This assertion draws on Paul Ricoeur’s vision of narrative and time as inextricably connected, the two forming, in his terms, a hermeneutic circle in which “time becomes human time to the extent that it is organized after the manner of narrative; narrative, in turn, is meaningful to the extent that it portrays the features of temporal experience” (Time 3: 3). In other words, human temporality makes self-understanding the result of narrative, a causal relationship that becomes increasingly obvious as subjects age.
Like aging studies theorists such as Kaufman, Esposito, and Holland, psychologists Butler and Erikson assume a singularity of identity, a constancy through the life cycle that facilitates comfortable narrative summation in old age. However, as literary and film narratives can make clear in their fabricated “life reviews,” such a process of coherent, enlightening summing up is difficult, if not impossible. The Stone Angel, Shroud, The Stone Diaries, and The Company of Strangers suggest the problems, and even risks, that result from regarding life as a singular teleology readily available for narrative transposition.
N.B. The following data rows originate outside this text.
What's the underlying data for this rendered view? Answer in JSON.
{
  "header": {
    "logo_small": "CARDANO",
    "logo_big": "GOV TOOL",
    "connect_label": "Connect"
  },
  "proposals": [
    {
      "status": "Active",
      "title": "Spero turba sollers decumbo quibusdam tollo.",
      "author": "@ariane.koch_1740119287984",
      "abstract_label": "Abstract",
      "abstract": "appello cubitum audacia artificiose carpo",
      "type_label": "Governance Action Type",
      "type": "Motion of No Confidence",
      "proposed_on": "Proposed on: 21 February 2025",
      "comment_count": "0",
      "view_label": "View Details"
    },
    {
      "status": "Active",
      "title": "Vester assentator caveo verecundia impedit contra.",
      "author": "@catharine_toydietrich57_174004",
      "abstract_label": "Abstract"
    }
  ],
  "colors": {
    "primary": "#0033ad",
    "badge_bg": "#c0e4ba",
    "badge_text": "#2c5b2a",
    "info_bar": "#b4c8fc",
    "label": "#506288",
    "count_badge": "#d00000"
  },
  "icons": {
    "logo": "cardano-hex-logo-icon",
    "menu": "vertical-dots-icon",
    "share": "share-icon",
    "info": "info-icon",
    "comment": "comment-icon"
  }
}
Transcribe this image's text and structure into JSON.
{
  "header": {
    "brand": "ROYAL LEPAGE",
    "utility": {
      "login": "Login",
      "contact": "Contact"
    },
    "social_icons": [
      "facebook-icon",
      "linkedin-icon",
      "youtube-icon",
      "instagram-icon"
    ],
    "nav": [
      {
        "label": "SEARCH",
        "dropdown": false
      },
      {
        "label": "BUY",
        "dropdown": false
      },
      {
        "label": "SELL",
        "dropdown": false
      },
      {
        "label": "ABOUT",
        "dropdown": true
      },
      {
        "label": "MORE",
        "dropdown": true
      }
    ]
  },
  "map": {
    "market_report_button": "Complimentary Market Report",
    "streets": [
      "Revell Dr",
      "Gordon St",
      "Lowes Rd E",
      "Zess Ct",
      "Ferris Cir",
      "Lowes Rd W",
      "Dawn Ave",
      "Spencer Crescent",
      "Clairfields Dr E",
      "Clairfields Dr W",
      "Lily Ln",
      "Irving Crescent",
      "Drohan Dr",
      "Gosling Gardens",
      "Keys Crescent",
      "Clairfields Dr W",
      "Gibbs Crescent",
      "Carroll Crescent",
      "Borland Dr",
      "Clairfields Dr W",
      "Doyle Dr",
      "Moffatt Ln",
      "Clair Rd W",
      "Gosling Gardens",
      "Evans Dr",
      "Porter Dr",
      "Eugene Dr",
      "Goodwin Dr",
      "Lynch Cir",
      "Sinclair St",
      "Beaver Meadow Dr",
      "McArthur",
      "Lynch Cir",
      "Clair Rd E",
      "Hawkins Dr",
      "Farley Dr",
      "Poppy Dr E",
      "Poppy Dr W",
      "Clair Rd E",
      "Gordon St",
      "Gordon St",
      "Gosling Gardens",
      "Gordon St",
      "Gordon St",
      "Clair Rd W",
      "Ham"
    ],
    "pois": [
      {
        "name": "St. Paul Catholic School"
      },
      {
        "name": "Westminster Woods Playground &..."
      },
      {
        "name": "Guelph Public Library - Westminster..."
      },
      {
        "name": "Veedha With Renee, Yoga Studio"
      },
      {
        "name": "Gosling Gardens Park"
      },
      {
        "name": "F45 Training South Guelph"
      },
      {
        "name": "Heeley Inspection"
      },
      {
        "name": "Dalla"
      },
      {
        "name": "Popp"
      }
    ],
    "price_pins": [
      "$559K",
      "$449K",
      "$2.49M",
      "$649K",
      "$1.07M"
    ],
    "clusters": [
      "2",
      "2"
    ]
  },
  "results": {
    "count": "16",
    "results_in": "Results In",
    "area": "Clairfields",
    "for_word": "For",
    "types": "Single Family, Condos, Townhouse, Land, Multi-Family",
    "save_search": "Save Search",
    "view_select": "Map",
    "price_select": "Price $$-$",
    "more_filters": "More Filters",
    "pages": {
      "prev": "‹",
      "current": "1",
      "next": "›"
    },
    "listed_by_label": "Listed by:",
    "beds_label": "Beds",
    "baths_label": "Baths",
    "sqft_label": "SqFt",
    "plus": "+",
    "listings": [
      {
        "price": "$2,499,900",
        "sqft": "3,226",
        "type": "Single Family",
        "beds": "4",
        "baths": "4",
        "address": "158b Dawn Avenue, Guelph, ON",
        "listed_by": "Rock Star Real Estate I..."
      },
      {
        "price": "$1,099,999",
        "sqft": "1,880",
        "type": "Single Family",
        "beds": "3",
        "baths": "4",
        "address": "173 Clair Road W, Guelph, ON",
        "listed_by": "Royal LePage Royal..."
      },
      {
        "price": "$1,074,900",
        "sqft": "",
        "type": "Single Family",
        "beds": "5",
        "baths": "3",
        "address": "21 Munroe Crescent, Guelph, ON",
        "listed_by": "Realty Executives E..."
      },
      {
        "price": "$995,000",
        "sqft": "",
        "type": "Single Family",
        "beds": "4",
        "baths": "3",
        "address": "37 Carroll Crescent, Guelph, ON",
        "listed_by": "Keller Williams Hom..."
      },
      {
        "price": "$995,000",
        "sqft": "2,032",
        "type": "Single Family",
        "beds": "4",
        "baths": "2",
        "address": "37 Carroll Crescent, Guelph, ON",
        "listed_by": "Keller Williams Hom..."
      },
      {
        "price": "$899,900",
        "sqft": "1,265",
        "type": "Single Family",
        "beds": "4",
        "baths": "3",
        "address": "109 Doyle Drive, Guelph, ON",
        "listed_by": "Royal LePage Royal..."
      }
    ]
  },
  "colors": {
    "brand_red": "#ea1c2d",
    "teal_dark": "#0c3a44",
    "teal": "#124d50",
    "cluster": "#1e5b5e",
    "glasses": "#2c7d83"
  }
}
Aging’s uncanniness, its “paradoxical development in which we are both more and less than we were before” (Schwartz 7), contributes to theories of core identity, obscured, but not essentially altered, by the changes of age. According to such models, the “kernel sentence” (Schwartz 7), the “ultimate self” (Esposito 138), the “core self” (Hepworth 29) remains reliably stolid amid the movement of time. Wariness toward dynamism is often expressed as a deep skepticism toward seemingly aimless, consumerist postmodernism.